THE POLITICAL LINES DIVIDING FARMERS ARE sharply etched as Congress gets ready to act on a more than $7 billion relief package for agriculture.

This week's Washington lobbying effort is organized by the National Farmers Union, which usually lines up with the Democrats. More than 200 farmers will fan out across Capitol Hill to talk with senators and representatives.

The Farmers Union wants Congress to change the landmark 1996 Freedom to Farm bill, which governs federal agriculture programs. Republicans generally favor keeping the bill as it is. Freedom to Farm opponents say the legislation destroyed the safety net which caught farmers when commodity prices fell as they have over the last two years.

At a forum held before the concert began, Minnesota banker Jan Lundebrecht of Benson said farmers are stretched out trying to make with grain and livestock prices that are lower than the cost of production.
Lundebrecht: I just came from President Roosevelt's monument, and I started out and went through the tumult of the years and thought, oh, are we ever in the tumolic season where the rocks are falling all over.

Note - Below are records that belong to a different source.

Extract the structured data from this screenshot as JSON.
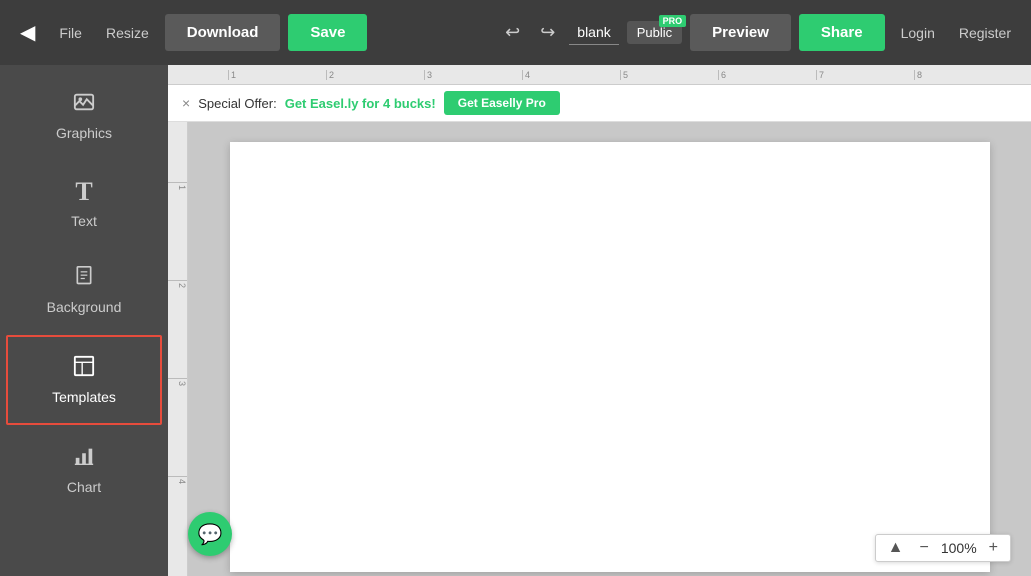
{
  "toolbar": {
    "back_icon": "◀",
    "file_label": "File",
    "resize_label": "Resize",
    "download_label": "Download",
    "save_label": "Save",
    "undo_icon": "↩",
    "redo_icon": "↪",
    "doc_name": "blank",
    "visibility_label": "Public",
    "pro_badge": "PRO",
    "preview_label": "Preview",
    "share_label": "Share",
    "login_label": "Login",
    "register_label": "Register"
  },
  "offer": {
    "close_icon": "×",
    "text": "Special Offer: ",
    "link_text": "Get Easel.ly for 4 bucks!",
    "button_label": "Get Easelly Pro"
  },
  "sidebar": {
    "items": [
      {
        "id": "graphics",
        "label": "Graphics",
        "icon": "🖼"
      },
      {
        "id": "text",
        "label": "Text",
        "icon": "T"
      },
      {
        "id": "background",
        "label": "Background",
        "icon": "📄"
      },
      {
        "id": "templates",
        "label": "Templates",
        "icon": "⊞",
        "active": true
      },
      {
        "id": "chart",
        "label": "Chart",
        "icon": "📊"
      }
    ]
  },
  "ruler": {
    "top_marks": [
      "1",
      "2",
      "3",
      "4",
      "5",
      "6",
      "7",
      "8"
    ],
    "left_marks": [
      "1",
      "2",
      "3",
      "4"
    ]
  },
  "zoom": {
    "up_icon": "▲",
    "minus_icon": "−",
    "value": "100%",
    "plus_icon": "+"
  },
  "chat": {
    "icon": "💬"
  }
}
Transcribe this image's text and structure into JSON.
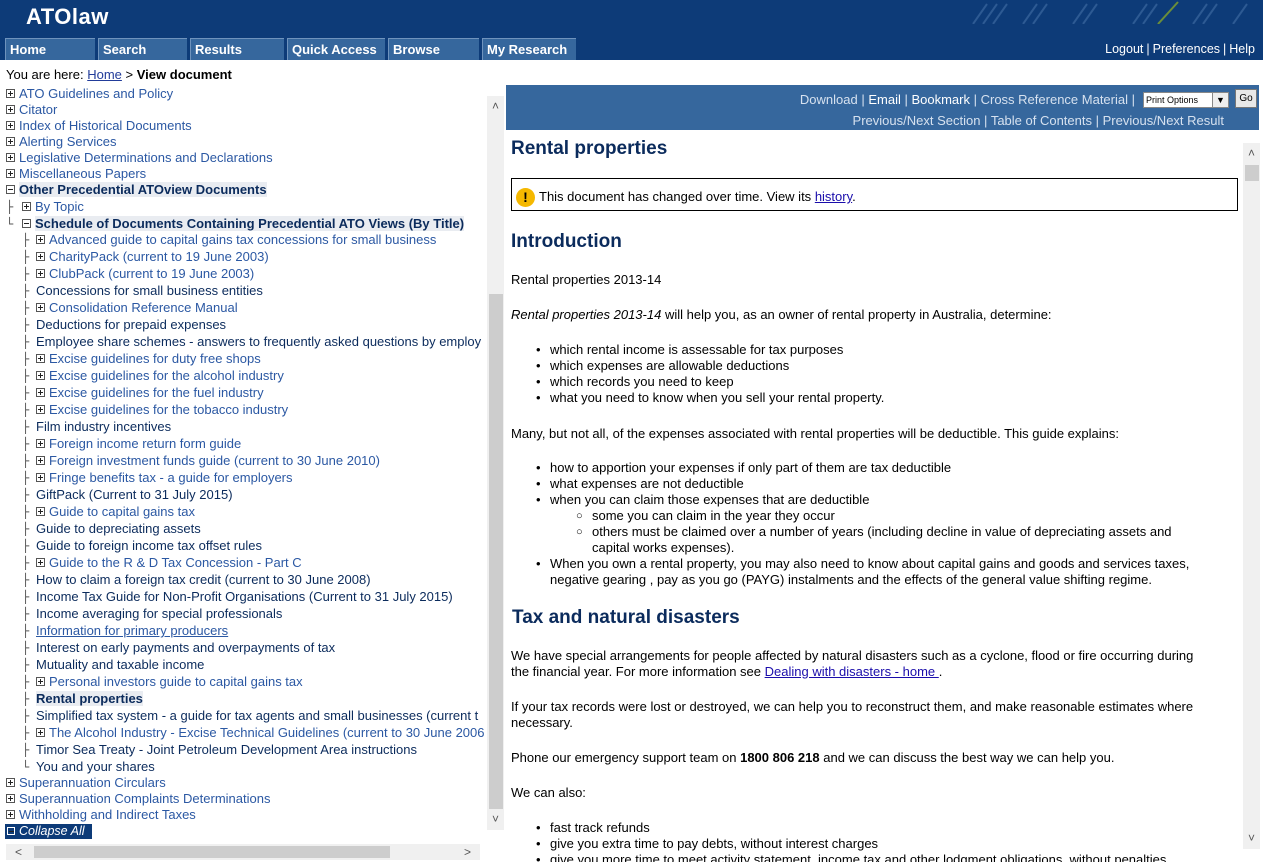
{
  "app": {
    "title": "ATOlaw"
  },
  "nav": {
    "tabs": [
      "Home",
      "Search",
      "Results",
      "Quick Access",
      "Browse",
      "My Research"
    ]
  },
  "util": {
    "logout": "Logout",
    "preferences": "Preferences",
    "help": "Help"
  },
  "breadcrumb": {
    "prefix": "You are here:",
    "home": "Home",
    "sep": ">",
    "current": "View document"
  },
  "tree": {
    "top_items": [
      "ATO Guidelines and Policy",
      "Citator",
      "Index of Historical Documents",
      "Alerting Services",
      "Legislative Determinations and Declarations",
      "Miscellaneous Papers"
    ],
    "expanded_parent": "Other Precedential ATOview Documents",
    "by_topic": "By Topic",
    "schedule": "Schedule of Documents Containing Precedential ATO Views (By Title)",
    "children": [
      "Advanced guide to capital gains tax concessions for small business",
      "CharityPack (current to 19 June 2003)",
      "ClubPack (current to 19 June 2003)",
      "Concessions for small business entities",
      "Consolidation Reference Manual",
      "Deductions for prepaid expenses",
      "Employee share schemes - answers to frequently asked questions by employ",
      "Excise guidelines for duty free shops",
      "Excise guidelines for the alcohol industry",
      "Excise guidelines for the fuel industry",
      "Excise guidelines for the tobacco industry",
      "Film industry incentives",
      "Foreign income return form guide",
      "Foreign investment funds guide (current to 30 June 2010)",
      "Fringe benefits tax - a guide for employers",
      "GiftPack (Current to 31 July 2015)",
      "Guide to capital gains tax",
      "Guide to depreciating assets",
      "Guide to foreign income tax offset rules",
      "Guide to the R & D Tax Concession - Part C",
      "How to claim a foreign tax credit (current to 30 June 2008)",
      "Income Tax Guide for Non-Profit Organisations (Current to 31 July 2015)",
      "Income averaging for special professionals",
      "Information for primary producers",
      "Interest on early payments and overpayments of tax",
      "Mutuality and taxable income",
      "Personal investors guide to capital gains tax",
      "Rental properties",
      "Simplified tax system - a guide for tax agents and small businesses (current t",
      "The Alcohol Industry - Excise Technical Guidelines (current to 30 June 2006",
      "Timor Sea Treaty - Joint Petroleum Development Area instructions",
      "You and your shares"
    ],
    "bottom_items": [
      "Superannuation Circulars",
      "Superannuation Complaints Determinations",
      "Withholding and Indirect Taxes"
    ],
    "collapse_all": "Collapse All"
  },
  "toolbar": {
    "download": "Download",
    "email": "Email",
    "bookmark": "Bookmark",
    "cross_ref": "Cross Reference Material",
    "print_options": "Print Options",
    "go": "Go",
    "prev_next_section": "Previous/Next Section",
    "toc": "Table of Contents",
    "prev_next_result": "Previous/Next Result"
  },
  "doc": {
    "title": "Rental properties",
    "notice_prefix": "This document has changed over time. View its",
    "notice_link": "history",
    "notice_suffix": ".",
    "intro_heading": "Introduction",
    "intro_p1": "Rental properties 2013-14",
    "intro_p2_em": "Rental properties 2013-14",
    "intro_p2_rest": " will help you, as an owner of rental property in Australia, determine:",
    "list1": [
      "which rental income is assessable for tax purposes",
      "which expenses are allowable deductions",
      "which records you need to keep",
      "what you need to know when you sell your rental property."
    ],
    "p3": "Many, but not all, of the expenses associated with rental properties will be deductible. This guide explains:",
    "list2": [
      "how to apportion your expenses if only part of them are tax deductible",
      "what expenses are not deductible",
      "when you can claim those expenses that are deductible"
    ],
    "list2_sub": [
      "some you can claim in the year they occur",
      "others must be claimed over a number of years (including decline in value of depreciating assets and capital works expenses)."
    ],
    "list2_last": "When you own a rental property, you may also need to know about capital gains and goods and services taxes, negative gearing , pay as you go (PAYG) instalments and the effects of the general value shifting regime.",
    "disaster_heading": "Tax and natural disasters",
    "disaster_p1": "We have special arrangements for people affected by natural disasters such as a cyclone, flood or fire occurring during the financial year. For more information see ",
    "disaster_link": "Dealing with disasters - home ",
    "disaster_p1_end": ".",
    "disaster_p2": "If your tax records were lost or destroyed, we can help you to reconstruct them, and make reasonable estimates where necessary.",
    "disaster_p3_a": "Phone our emergency support team on ",
    "disaster_phone": "1800 806 218",
    "disaster_p3_b": " and we can discuss the best way we can help you.",
    "disaster_p4": "We can also:",
    "list3": [
      "fast track refunds",
      "give you extra time to pay debts, without interest charges",
      "give you more time to meet activity statement, income tax and other lodgment obligations, without penalties"
    ]
  },
  "colors": {
    "header": "#0d3b78",
    "tab": "#36679d",
    "heading": "#0b2b5c",
    "link": "#2b58a3"
  }
}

We need everybody to come back and help us. Let's get together. We're not asking for a monopoly. We're just asking for a fair price.
The concert is both a political event and a fundraiser. At the forum, Fair Aid organizers - singers Willie Nelson on and Neil Young - urged everyone to lobby Congress for change.

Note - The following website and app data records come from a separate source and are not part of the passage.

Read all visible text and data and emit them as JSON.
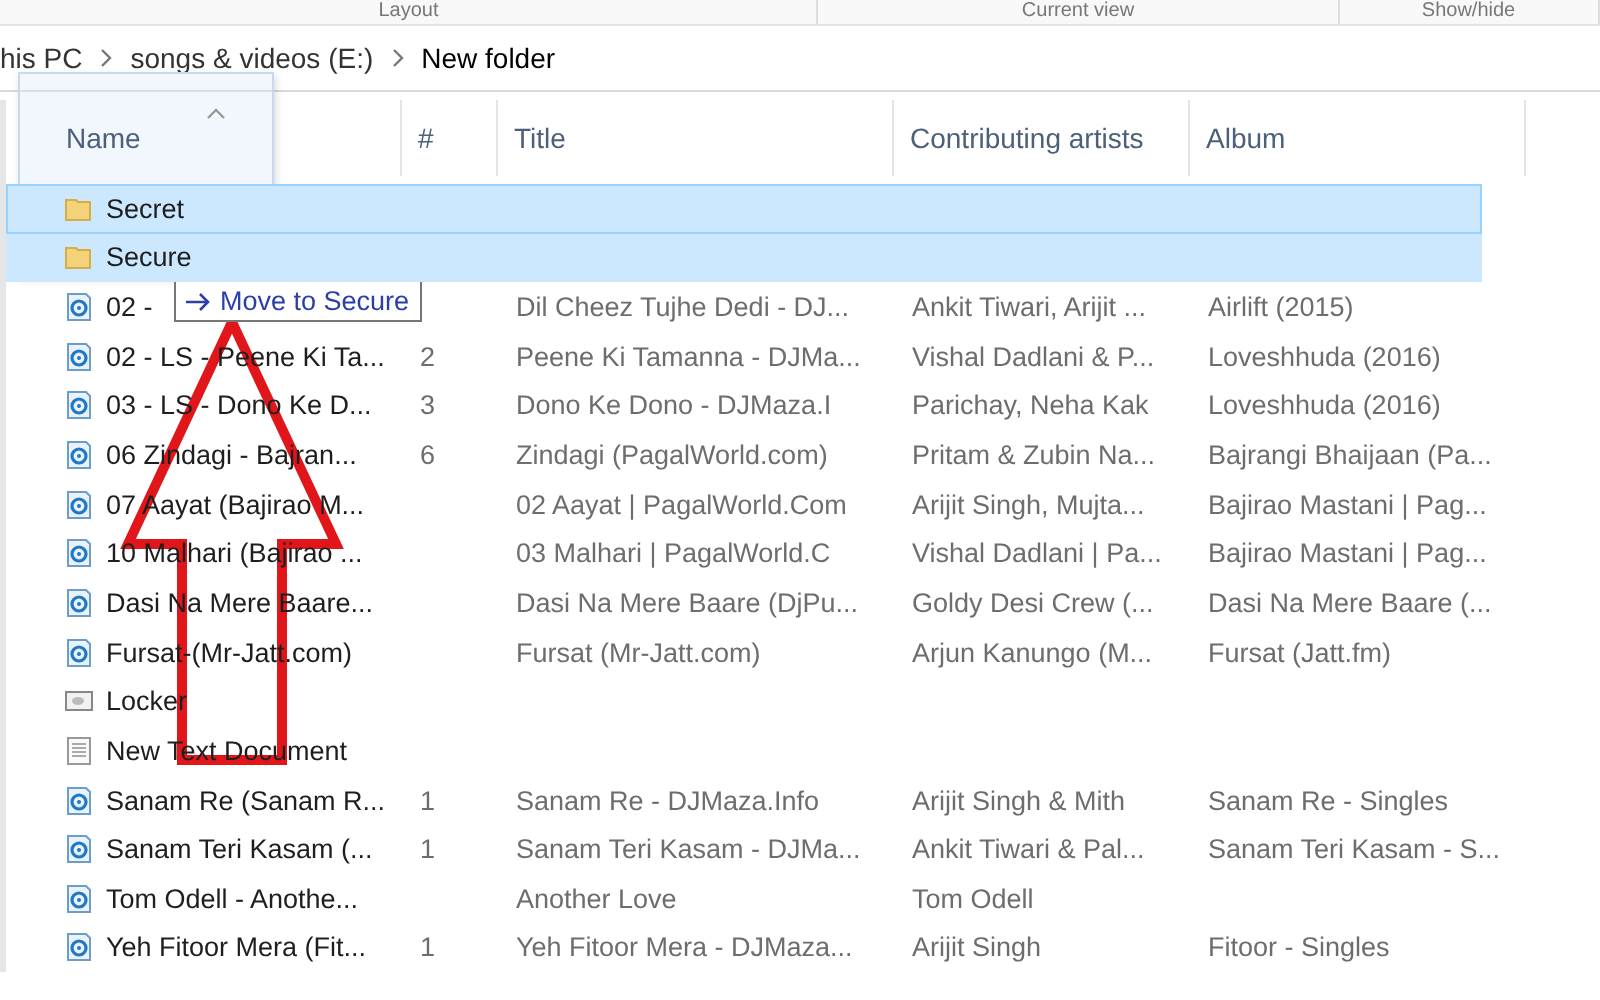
{
  "ribbon": {
    "groups": [
      "Layout",
      "Current view",
      "Show/hide"
    ]
  },
  "address_bar": {
    "crumbs": [
      "his PC",
      "songs & videos (E:)",
      "New folder"
    ]
  },
  "table": {
    "columns": [
      {
        "label": "Name",
        "sorted": true
      },
      {
        "label": "#",
        "sorted": false
      },
      {
        "label": "Title",
        "sorted": false
      },
      {
        "label": "Contributing artists",
        "sorted": false
      },
      {
        "label": "Album",
        "sorted": false
      }
    ],
    "rows": [
      {
        "kind": "folder",
        "selected": true,
        "name": "Secret"
      },
      {
        "kind": "folder",
        "selected": true,
        "name": "Secure"
      },
      {
        "kind": "audio",
        "selected": false,
        "name": "02 -",
        "title": "Dil Cheez Tujhe Dedi - DJ...",
        "artists": "Ankit Tiwari, Arijit ...",
        "album": "Airlift (2015)"
      },
      {
        "kind": "audio",
        "selected": false,
        "name": "02 - LS - Peene Ki Ta...",
        "number": "2",
        "title": "Peene Ki Tamanna - DJMa...",
        "artists": "Vishal Dadlani & P...",
        "album": "Loveshhuda (2016)"
      },
      {
        "kind": "audio",
        "selected": false,
        "name": "03 - LS - Dono Ke D...",
        "number": "3",
        "title": "Dono Ke Dono - DJMaza.I",
        "artists": "Parichay, Neha Kak",
        "album": "Loveshhuda (2016)"
      },
      {
        "kind": "audio",
        "selected": false,
        "name": "06 Zindagi - Bajran...",
        "number": "6",
        "title": "Zindagi (PagalWorld.com)",
        "artists": "Pritam & Zubin Na...",
        "album": "Bajrangi Bhaijaan (Pa..."
      },
      {
        "kind": "audio",
        "selected": false,
        "name": "07 Aayat (Bajirao M...",
        "title": "02 Aayat | PagalWorld.Com",
        "artists": "Arijit Singh, Mujta...",
        "album": "Bajirao Mastani | Pag..."
      },
      {
        "kind": "audio",
        "selected": false,
        "name": "10 Malhari (Bajirao ...",
        "title": "03 Malhari | PagalWorld.C",
        "artists": "Vishal Dadlani | Pa...",
        "album": "Bajirao Mastani | Pag..."
      },
      {
        "kind": "audio",
        "selected": false,
        "name": "Dasi Na Mere Baare...",
        "title": "Dasi Na Mere Baare (DjPu...",
        "artists": "Goldy Desi Crew (...",
        "album": "Dasi Na Mere Baare (..."
      },
      {
        "kind": "audio",
        "selected": false,
        "name": "Fursat-(Mr-Jatt.com)",
        "title": "Fursat (Mr-Jatt.com)",
        "artists": "Arjun Kanungo (M...",
        "album": "Fursat (Jatt.fm)"
      },
      {
        "kind": "locker",
        "selected": false,
        "name": "Locker"
      },
      {
        "kind": "text",
        "selected": false,
        "name": "New Text Document"
      },
      {
        "kind": "audio",
        "selected": false,
        "name": "Sanam Re (Sanam R...",
        "number": "1",
        "title": "Sanam Re - DJMaza.Info",
        "artists": "Arijit Singh & Mith",
        "album": "Sanam Re - Singles"
      },
      {
        "kind": "audio",
        "selected": false,
        "name": "Sanam Teri Kasam (...",
        "number": "1",
        "title": "Sanam Teri Kasam - DJMa...",
        "artists": "Ankit Tiwari & Pal...",
        "album": "Sanam Teri Kasam - S..."
      },
      {
        "kind": "audio",
        "selected": false,
        "name": "Tom Odell - Anothe...",
        "title": "Another Love",
        "artists": "Tom Odell"
      },
      {
        "kind": "audio",
        "selected": false,
        "name": "Yeh Fitoor Mera (Fit...",
        "number": "1",
        "title": "Yeh Fitoor Mera - DJMaza...",
        "artists": "Arijit Singh",
        "album": "Fitoor - Singles"
      }
    ]
  },
  "drag_tooltip": {
    "text": "Move to Secure"
  }
}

Young says there's a pattern of corporate domination of agriculture that hurts not only U.S. farmers, but farmers worldwide.
Young: Why is it that for the last three or four years, in the name of helping and of supplying bread to the world, that we have done what we have done; that we have gone in and undercut all the local farmers in every little country. Every little country gets the same treatment that our heartland gets.
The theme of the corporate takeover of agriculture dominated the Farm Aid forum. South Dakota producer Shayne Colt says small family farmers can't compete with corporate might.
Colt: When megamergers are accepted. When anti-trust laws are not enforced. When vertical integration is allowed to happen, my seven-year-old can tell you what the consequences are. With no market, big shots get rich and dads go broke.
In its battle with corporate giants, Farm Aid has enlisted some heavyweights of its own. Best Buy, MCI Worldcom, and America Online are some of Farm Aid's corporate farmers. The corporate link are some of Farm Aids new strategy of finding new ways of getting its message out to 98% of the country not engat3ed in agriculture.

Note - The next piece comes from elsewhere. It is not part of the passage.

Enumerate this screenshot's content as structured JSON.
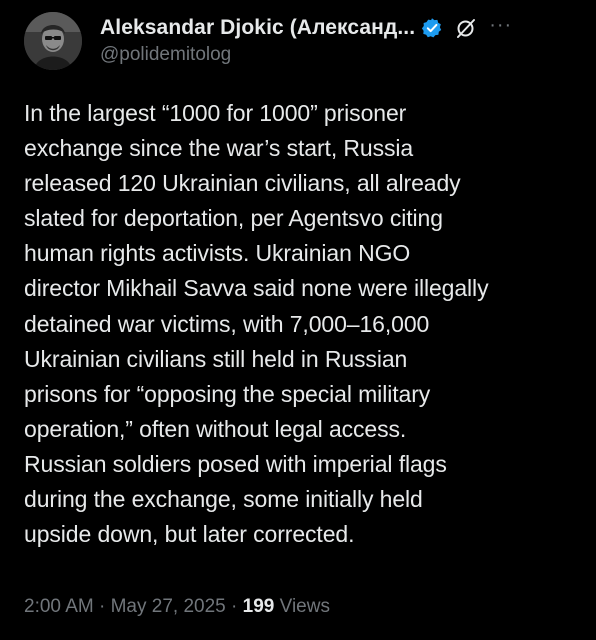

Idaho farmer Mabel Dobbs put it this way.
Dobbs: We must stop the corporate takeover of the food supply in this country. Everybody pays the price for corporate greed. All Americans pay the price by not being able to know where the meat on the dinner table came from, and all the safety concerns that go along with that. Everybody pays the price for having the quality of your air and water threatened by the confinement of huge numbers of animals in limited spaces.
So far, there has not been a widespread consumer interest in farm issues, but there are signs that may be happen. There's growing concern over genetically modified food and the question of bacterial and other contamination of meat. Supporters of small family farms hope to direct that interest to their side and use it to gain more government help in what they see as a fight to the finish with corporate farm companies.